The Chancellor of Justice (which ensures that government bodies and their representatives comply with the law) has condemned Foreign Minister Timo Soini for his decision to participate in an anti-abortion procession while on an official visit to Canada in May this year.
In delivering a ruling on a complaint over the foreign minister’s actions, the Chancellor of Justice said that Soini should have exercised restraint and judgment to avoid misunderstandings or doubt over the difference between his positions and those of Finland.
“There must be a clear distinction with respect to positions. Are they stated as a representative of the state or as a member of parliament or as a private individual?” noted Chancellor Tuomas Pöysti.
Chancellor: Soini’s actions problematic but not unlawful

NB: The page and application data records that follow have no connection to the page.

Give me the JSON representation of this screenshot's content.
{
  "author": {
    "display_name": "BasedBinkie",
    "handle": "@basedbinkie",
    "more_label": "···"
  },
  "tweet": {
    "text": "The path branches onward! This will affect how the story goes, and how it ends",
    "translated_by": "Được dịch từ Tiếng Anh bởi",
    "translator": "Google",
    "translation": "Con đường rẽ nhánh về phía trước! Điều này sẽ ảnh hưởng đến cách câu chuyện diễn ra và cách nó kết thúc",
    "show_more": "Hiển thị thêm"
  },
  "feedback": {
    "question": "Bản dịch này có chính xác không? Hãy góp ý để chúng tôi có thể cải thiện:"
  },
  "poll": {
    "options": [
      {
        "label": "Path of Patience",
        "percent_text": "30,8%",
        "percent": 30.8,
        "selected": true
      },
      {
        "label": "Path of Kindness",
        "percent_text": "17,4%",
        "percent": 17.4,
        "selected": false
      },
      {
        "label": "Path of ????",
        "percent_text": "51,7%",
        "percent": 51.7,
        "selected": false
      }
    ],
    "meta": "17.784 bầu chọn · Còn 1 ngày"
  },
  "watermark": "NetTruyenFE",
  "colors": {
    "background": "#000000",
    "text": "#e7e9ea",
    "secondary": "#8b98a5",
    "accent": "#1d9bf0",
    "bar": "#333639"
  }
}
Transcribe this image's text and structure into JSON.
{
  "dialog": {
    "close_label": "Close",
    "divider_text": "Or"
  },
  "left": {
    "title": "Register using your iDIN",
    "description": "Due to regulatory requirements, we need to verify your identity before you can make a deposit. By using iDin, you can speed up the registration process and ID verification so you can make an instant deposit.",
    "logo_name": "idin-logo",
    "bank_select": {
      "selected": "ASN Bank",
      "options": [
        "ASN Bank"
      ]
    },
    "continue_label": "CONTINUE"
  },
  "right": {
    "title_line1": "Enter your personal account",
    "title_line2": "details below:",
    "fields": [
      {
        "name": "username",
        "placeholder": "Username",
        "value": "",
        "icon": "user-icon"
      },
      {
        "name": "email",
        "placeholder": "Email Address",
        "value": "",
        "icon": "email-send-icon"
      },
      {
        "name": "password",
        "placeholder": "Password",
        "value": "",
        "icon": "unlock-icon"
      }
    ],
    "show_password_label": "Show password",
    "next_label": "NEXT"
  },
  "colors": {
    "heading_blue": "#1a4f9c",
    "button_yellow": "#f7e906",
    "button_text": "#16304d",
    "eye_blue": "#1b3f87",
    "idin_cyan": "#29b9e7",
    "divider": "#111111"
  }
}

However the Chancellor said that Soini did not violate any laws when he engaged in the actions that formed the subject of the complaint.
Soini has come under scrutiny for participating in an anti-abortion candlelight vigil in Canada, for lamenting a pro-abortion vote in Ireland and for congratulating Argentine lawmakers for shutting down a motion to legalise abortion.
The Chancellor said that it was fundamentally problematic that a member of the prime minister’s cabinet and a foreign minister in particular with the mandate to present Finland’s foreign policy positions should adopt an anti-abortion rights stance during an official visit, even if it were on his free time.
According to Pöysti, Soini’s actions contributed to the possibility of misconceptions and created a risk that the views expressed during an official trip to any country were Finland’s official position or policy.
Soini says he was there on his own time
In a response to the Chancellor, Soini stressed that he participated in an evening event organised in a Catholic church on his own time. He wrote that there was no reason to limit his rights.
“Participation in the candlelight vigil in memory of the victims of abortion was an expression of my sincere and genuine religious beliefs and my faith, which both enjoy the protection of the freedom of thought, conscience and religion,” Soini wrote.
Soini said he believes that neither the state nor the European Court of Human Rights has the right to weigh the validity of religious claims or to question the validity or relative merit of interpretations of conviction or devotion.
“Respect for human life is an essential part of the teachings of the Roman Catholic Church and as a Catholic Christian I practiced my faith with others participating in the candlelight vigil,” he added in his response.
Soini: No basis for sanctions
The minister pointed out that executing his duties as foreign minister did not prevent him from enjoying his fundamental rights.
He added that freedom of thought, conscience and religion are circumscribed by international and European law only in certain special circumstances, and are not relevant in his case.
“As such, I have acted in accordance with my rights and there is no legitimate basis for limiting my rights that would warrant sanctions against me, which in itself would mean an infringement of my rights,” Soini said in his letter.
Related stories from around the North:
Canada: Ignoring Indigenous women’s traditional knowledge hurts Arctic science, G7 summit hears, Eye on the Arctic
Sweden: Free birth control halves number of abortions carried out in northern Sweden, Radio Sweden
United States: Alaska wouldn’t be affected by U.S. Supreme Court’s restriction of abortion rights, says anti-abortion lawyer, Alaska Public Media